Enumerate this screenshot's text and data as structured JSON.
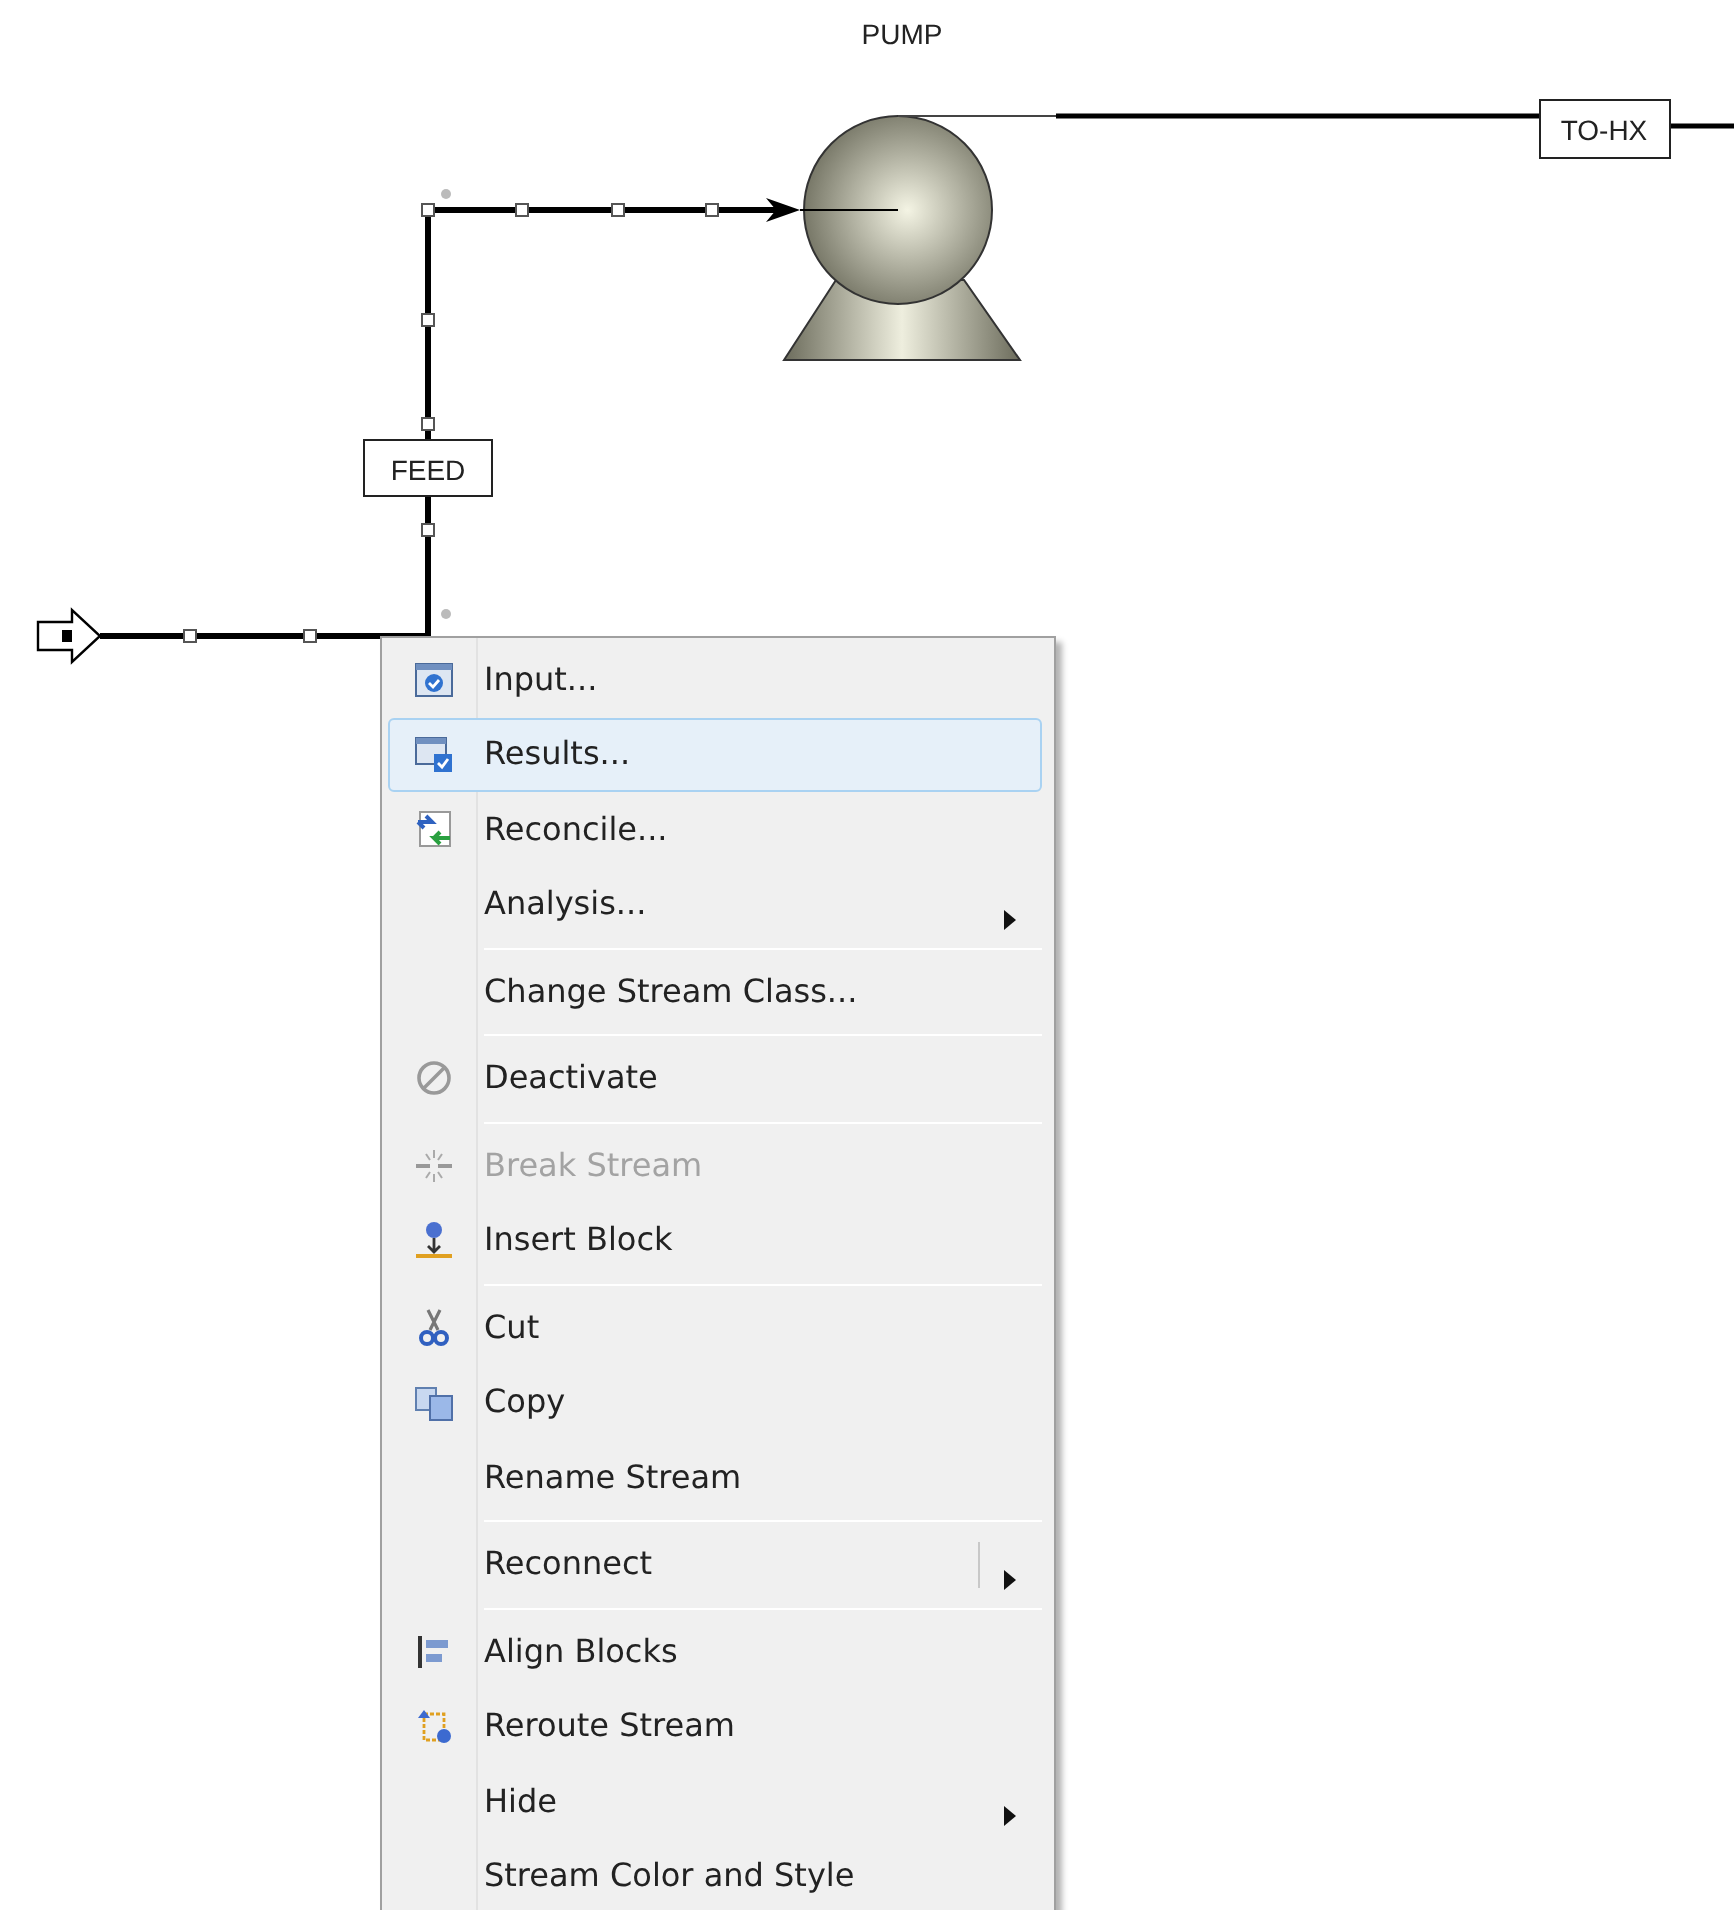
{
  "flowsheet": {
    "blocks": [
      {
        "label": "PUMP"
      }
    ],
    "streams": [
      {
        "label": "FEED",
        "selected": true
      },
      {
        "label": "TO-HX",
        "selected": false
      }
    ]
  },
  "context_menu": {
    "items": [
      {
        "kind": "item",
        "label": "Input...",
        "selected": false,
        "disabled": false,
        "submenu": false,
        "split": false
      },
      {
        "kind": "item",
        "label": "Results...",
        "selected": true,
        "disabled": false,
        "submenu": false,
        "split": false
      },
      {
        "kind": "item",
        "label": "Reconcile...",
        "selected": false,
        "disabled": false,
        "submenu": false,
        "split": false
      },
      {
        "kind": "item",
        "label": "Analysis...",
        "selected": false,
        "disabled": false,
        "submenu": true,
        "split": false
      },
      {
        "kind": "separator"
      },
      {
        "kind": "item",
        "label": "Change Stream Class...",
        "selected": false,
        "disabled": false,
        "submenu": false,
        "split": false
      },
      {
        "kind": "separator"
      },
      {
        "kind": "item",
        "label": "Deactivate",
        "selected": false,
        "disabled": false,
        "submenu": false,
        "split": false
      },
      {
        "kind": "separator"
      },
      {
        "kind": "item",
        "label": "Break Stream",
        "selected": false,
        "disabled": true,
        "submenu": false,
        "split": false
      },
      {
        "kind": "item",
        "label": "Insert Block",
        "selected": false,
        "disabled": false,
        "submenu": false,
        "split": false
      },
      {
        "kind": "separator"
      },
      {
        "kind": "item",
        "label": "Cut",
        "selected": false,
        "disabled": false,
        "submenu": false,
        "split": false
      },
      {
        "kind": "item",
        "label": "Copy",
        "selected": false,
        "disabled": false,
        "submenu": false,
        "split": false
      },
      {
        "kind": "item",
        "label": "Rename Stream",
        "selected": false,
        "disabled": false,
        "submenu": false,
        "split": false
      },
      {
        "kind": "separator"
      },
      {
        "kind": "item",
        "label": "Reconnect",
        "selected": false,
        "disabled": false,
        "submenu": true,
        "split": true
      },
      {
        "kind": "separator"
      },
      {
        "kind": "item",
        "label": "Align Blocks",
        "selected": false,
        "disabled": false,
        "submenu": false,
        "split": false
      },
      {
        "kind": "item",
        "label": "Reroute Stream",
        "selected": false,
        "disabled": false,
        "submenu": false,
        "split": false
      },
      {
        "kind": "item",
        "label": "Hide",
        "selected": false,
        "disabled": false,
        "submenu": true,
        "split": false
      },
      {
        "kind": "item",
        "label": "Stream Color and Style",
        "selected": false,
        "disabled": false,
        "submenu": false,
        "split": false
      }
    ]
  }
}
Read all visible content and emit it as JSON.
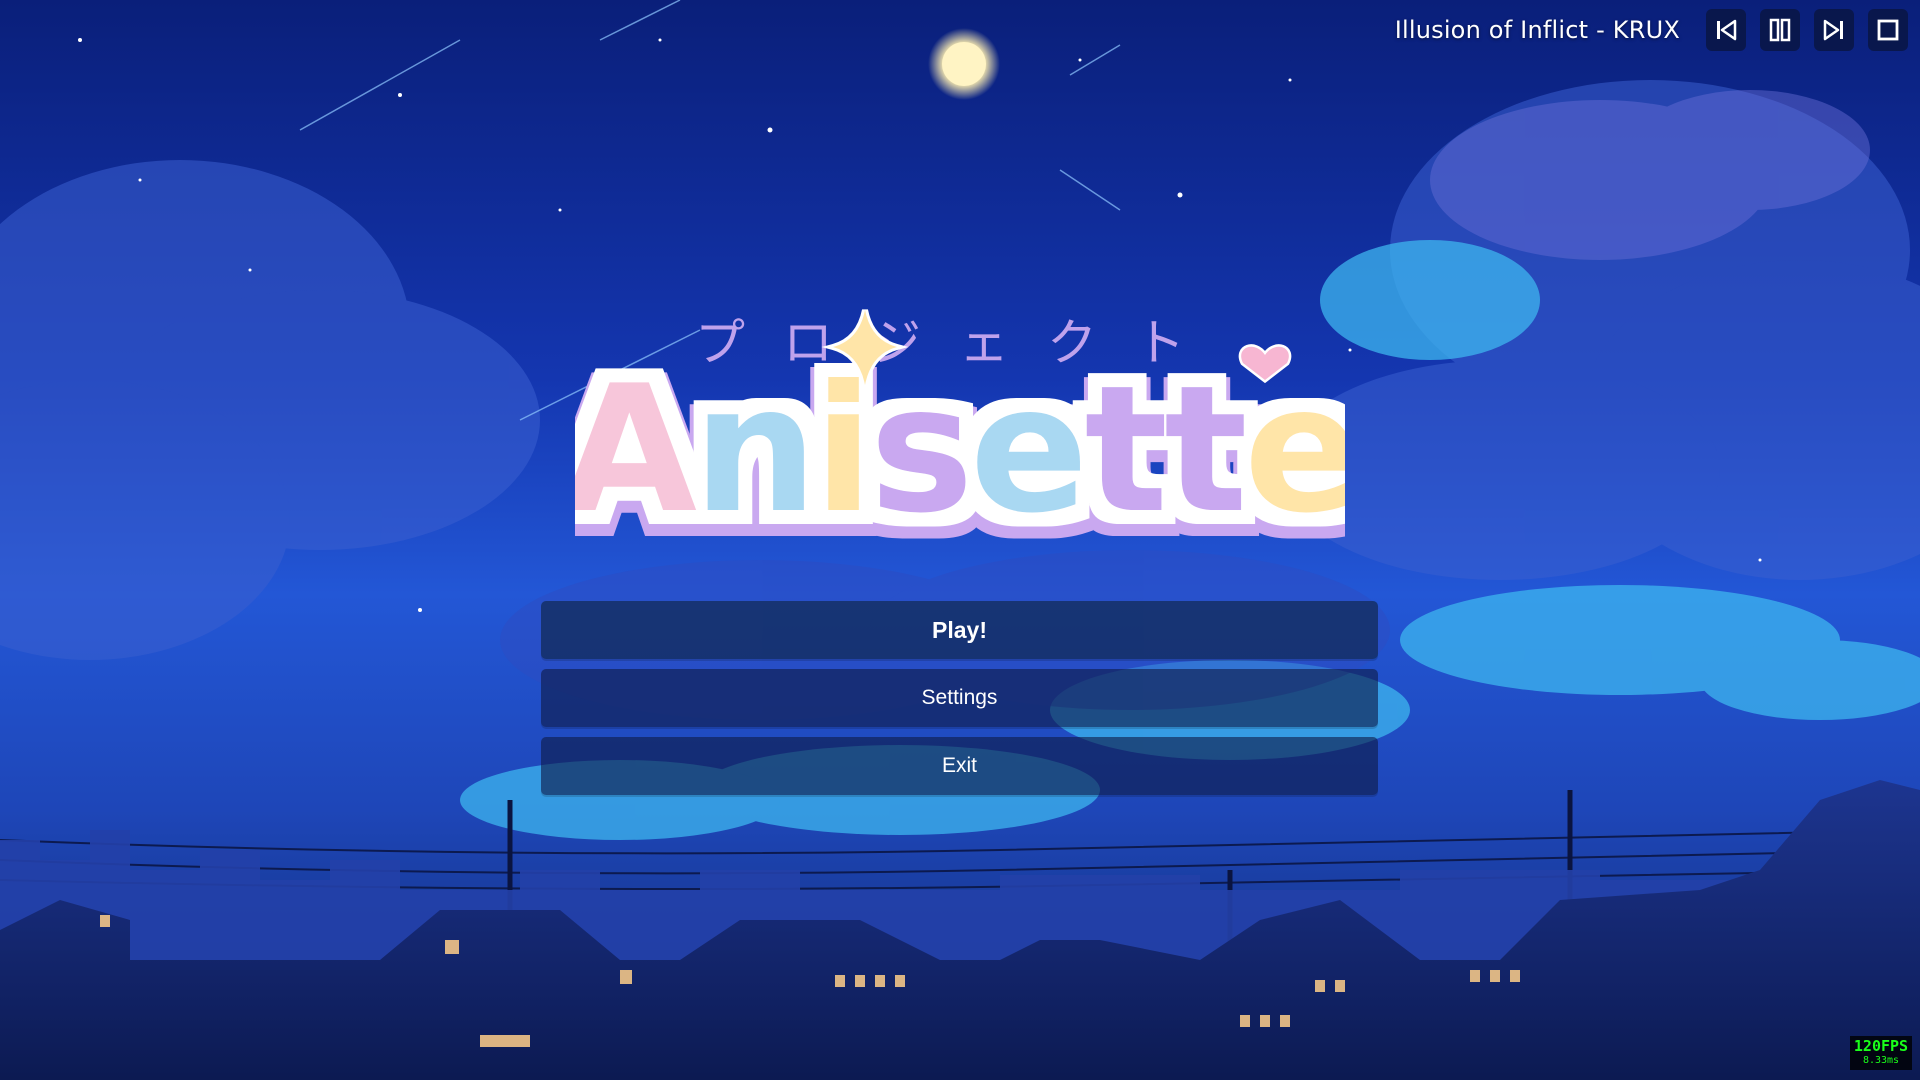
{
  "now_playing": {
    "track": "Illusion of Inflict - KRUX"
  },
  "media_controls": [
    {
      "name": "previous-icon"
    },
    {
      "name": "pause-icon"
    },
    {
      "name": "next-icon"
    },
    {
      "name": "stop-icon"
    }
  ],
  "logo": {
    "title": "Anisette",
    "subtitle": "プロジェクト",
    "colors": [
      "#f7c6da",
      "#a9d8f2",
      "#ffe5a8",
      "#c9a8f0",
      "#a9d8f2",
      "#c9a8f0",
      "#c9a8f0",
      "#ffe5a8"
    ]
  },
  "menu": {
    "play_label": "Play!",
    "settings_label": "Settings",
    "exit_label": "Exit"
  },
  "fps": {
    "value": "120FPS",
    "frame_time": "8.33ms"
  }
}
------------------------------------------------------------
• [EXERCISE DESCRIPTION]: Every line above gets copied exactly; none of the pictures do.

• [RESPONSE]:
Enumerate this screenshot's text and data as structured JSON.
{
  "flowsheet": {
    "blocks": [
      {
        "label": "PUMP"
      }
    ],
    "streams": [
      {
        "label": "FEED",
        "selected": true
      },
      {
        "label": "TO-HX",
        "selected": false
      }
    ]
  },
  "context_menu": {
    "items": [
      {
        "kind": "item",
        "label": "Input...",
        "selected": false,
        "disabled": false,
        "submenu": false,
        "split": false
      },
      {
        "kind": "item",
        "label": "Results...",
        "selected": true,
        "disabled": false,
        "submenu": false,
        "split": false
      },
      {
        "kind": "item",
        "label": "Reconcile...",
        "selected": false,
        "disabled": false,
        "submenu": false,
        "split": false
      },
      {
        "kind": "item",
        "label": "Analysis...",
        "selected": false,
        "disabled": false,
        "submenu": true,
        "split": false
      },
      {
        "kind": "separator"
      },
      {
        "kind": "item",
        "label": "Change Stream Class...",
        "selected": false,
        "disabled": false,
        "submenu": false,
        "split": false
      },
      {
        "kind": "separator"
      },
      {
        "kind": "item",
        "label": "Deactivate",
        "selected": false,
        "disabled": false,
        "submenu": false,
        "split": false
      },
      {
        "kind": "separator"
      },
      {
        "kind": "item",
        "label": "Break Stream",
        "selected": false,
        "disabled": true,
        "submenu": false,
        "split": false
      },
      {
        "kind": "item",
        "label": "Insert Block",
        "selected": false,
        "disabled": false,
        "submenu": false,
        "split": false
      },
      {
        "kind": "separator"
      },
      {
        "kind": "item",
        "label": "Cut",
        "selected": false,
        "disabled": false,
        "submenu": false,
        "split": false
      },
      {
        "kind": "item",
        "label": "Copy",
        "selected": false,
        "disabled": false,
        "submenu": false,
        "split": false
      },
      {
        "kind": "item",
        "label": "Rename Stream",
        "selected": false,
        "disabled": false,
        "submenu": false,
        "split": false
      },
      {
        "kind": "separator"
      },
      {
        "kind": "item",
        "label": "Reconnect",
        "selected": false,
        "disabled": false,
        "submenu": true,
        "split": true
      },
      {
        "kind": "separator"
      },
      {
        "kind": "item",
        "label": "Align Blocks",
        "selected": false,
        "disabled": false,
        "submenu": false,
        "split": false
      },
      {
        "kind": "item",
        "label": "Reroute Stream",
        "selected": false,
        "disabled": false,
        "submenu": false,
        "split": false
      },
      {
        "kind": "item",
        "label": "Hide",
        "selected": false,
        "disabled": false,
        "submenu": true,
        "split": false
      },
      {
        "kind": "item",
        "label": "Stream Color and Style",
        "selected": false,
        "disabled": false,
        "submenu": false,
        "split": false
      }
    ]
  }
}
Read all visible content and emit it as JSON.
{
  "now_playing": {
    "track": "Illusion of Inflict - KRUX"
  },
  "media_controls": [
    {
      "name": "previous-icon"
    },
    {
      "name": "pause-icon"
    },
    {
      "name": "next-icon"
    },
    {
      "name": "stop-icon"
    }
  ],
  "logo": {
    "title": "Anisette",
    "subtitle": "プロジェクト",
    "colors": [
      "#f7c6da",
      "#a9d8f2",
      "#ffe5a8",
      "#c9a8f0",
      "#a9d8f2",
      "#c9a8f0",
      "#c9a8f0",
      "#ffe5a8"
    ]
  },
  "menu": {
    "play_label": "Play!",
    "settings_label": "Settings",
    "exit_label": "Exit"
  },
  "fps": {
    "value": "120FPS",
    "frame_time": "8.33ms"
  }
}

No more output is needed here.